The stage for Lake Ōhau Village's devastating fires was set by a combination of severe La Nina-influenced winds, unusually high temperatures, and pastures left dry by the warmest winter on record, an expert says.
It falls against the backdrop of a warming climate predicted to raise the risk of severe fire weather by three-fold in some parts of New Zealand.
Up to 50 structures have been destroyed in the blaze at the idyllic lakeside Waitaki District town, which had been fanned by strong, northwest winds described as "absolutely horrendous" by locals.
Thought to have been sparked by an electrical arc from overhead powerlines, the fire was likely fuelled by dried pastures before it spread to nearby forestry, Scion fire scientist Grant Pearce said.
It came at a time a freshly-developing, moderate-strength La Nina climate system had been bringing stronger westerly to north-westerly winds, instead of south-westerly winds usually seen at this time of year.
"What we'll expect to see is a change over the summer, to more north-easterlies, which bring more traditional La Nina conditions - and that means we often have a wetter east coast than normal."
Although the Mackenzie Basin was typically sheltered by this wind and weather from both directions, that hadn't proven so over recent days.
And inland basins tended to be particularly affected by the sort of climate cycles that had delivered New Zealand its record warm winter.
"We've had a dry period over late winter, and into spring, where we haven't had much rain, but cold temperatures and frost curing. That's left a lot of dead grass on the ground at present, and it hasn't started greening up.
"This dead grass ignites easily, and then fires spread very rapidly. With these dry conditions, once the fire gets established, it gets into heavier fuels, like the plantation blocks, or wilding pines, as we saw last month."
"So, what we have here is a combination of seasonal conditions, one of the warmest winter periods on record, and then dry conditions in that part of the country."
Was this what we could expect under climate change?
Pearce saw two well-linked factors.
One was a general warming and drying pattern that's expected to increase some parts of New Zealand - including those "rain shadow" areas immediately to the east of mountain ranges, such as the Mackenzie Basin.
"The other key feature around climate change is greater extremes - that's greater variation in heavy rainfall, right through to these really dry events as well.

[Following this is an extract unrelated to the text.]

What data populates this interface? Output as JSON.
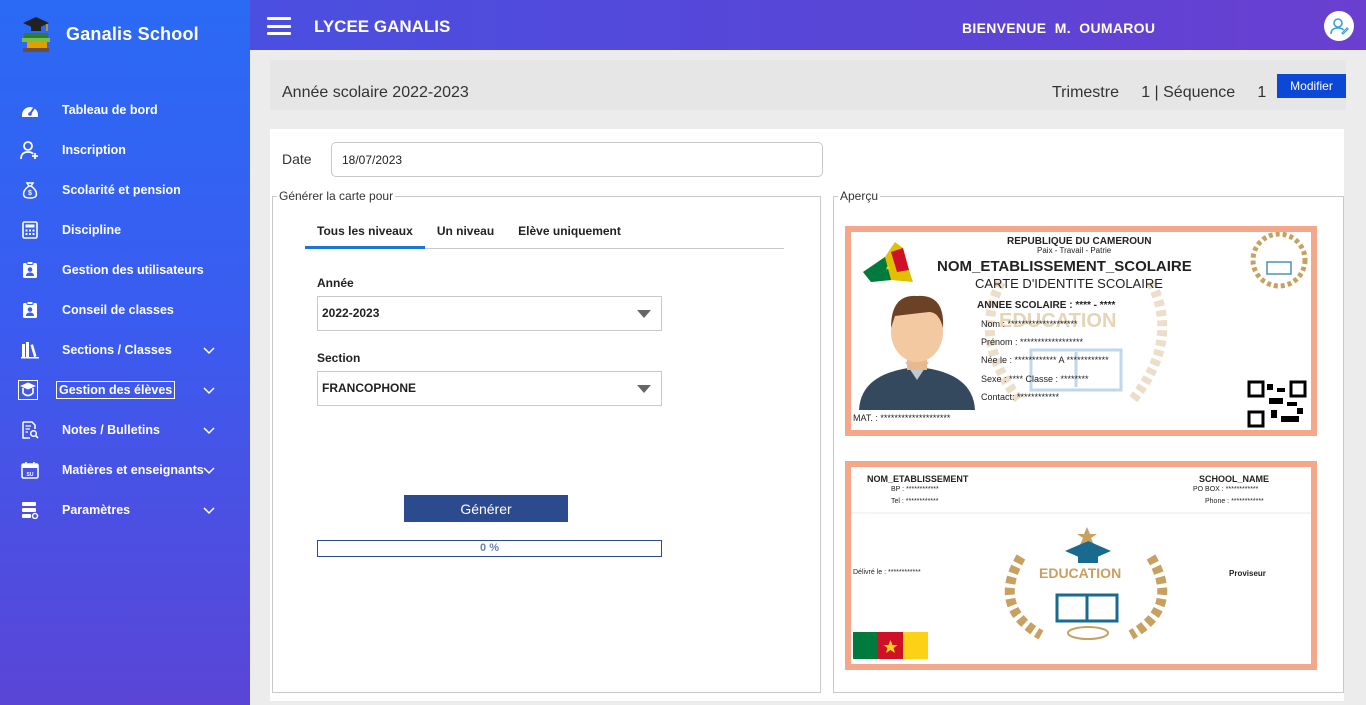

"If you stack the extreme events on top of the general increasing trend in a normal natural cycle, you get these really extreme days.
"So we expect more of these extreme days - and for conditions on these extreme days to be more severe."
Climate scientist Professor Jim Salinger saw a clear link to climate change - that local temperatures were more than 10C above normal over the weekend was "very unusual" for early October - but also the handprint of a fast-arriving La Nina.
Federated Farmers has pointed the finger at the Department of Conservation for "mis-managing" fire risk and locking up high country land without "proper care".
But Salinger said that while wilding pines left to grow posed a fire risk, so did grass converted from tussock for farming.
"Tussock does not ignite spontaneously, but dried out pasture grass will."
Rural fires already wreak enough damage to cost the economy around $67 million each year.
But modelling has indicated almost all areas of the country would see an increase in fire danger, with the average fire season length increasing by about 70 per cent up to 2040 - and by about 80 per cent up to 2090.
Big droughts, too, would become an increasingly common occurrence, especially in northern and eastern areas of the North Island, and along the eastern side of the Southern Alps.
By the end of the century, there could be more than 60 extra days over 25C in northern areas each year, and, even as soon as 2040, the average time in drought could double or triple.
Other research has suggested this scenario is somewhat here already: one study indicated that the $1.3 billion drought which hit the country in 2012-13 was 20 per cent more likely to have occurred than just over a century ago.
Although those typically dry regions of Gisborne, Marlborough and Canterbury would remain the most at risk of fire, the relative increase in risk was highest in Wellington and coastal Otago, where it could double and triple to 30 days and 20 days per season, respectively.
And several degrees of temperature rise, along with more and stronger westerly winds, doesn't just mean a greater number of fires, but a different type of fire.
What firefighters call "extreme fire" has dangerous features like spotting - where embers and other particles are hurled ahead of the fire front; fire tornadoes and whirls; and "blow-up" conditions, where the inferno suddenly escalates in size and intensity.
Up until now, there haven't been many cases of these volatile characteristics in New Zealand fires - one was a blaze that scorched 90ha of land near Hanmer Springs in 2016, another was last year's Pigeon Valley blaze.
But research has suggested "extreme fire" risk could double this century.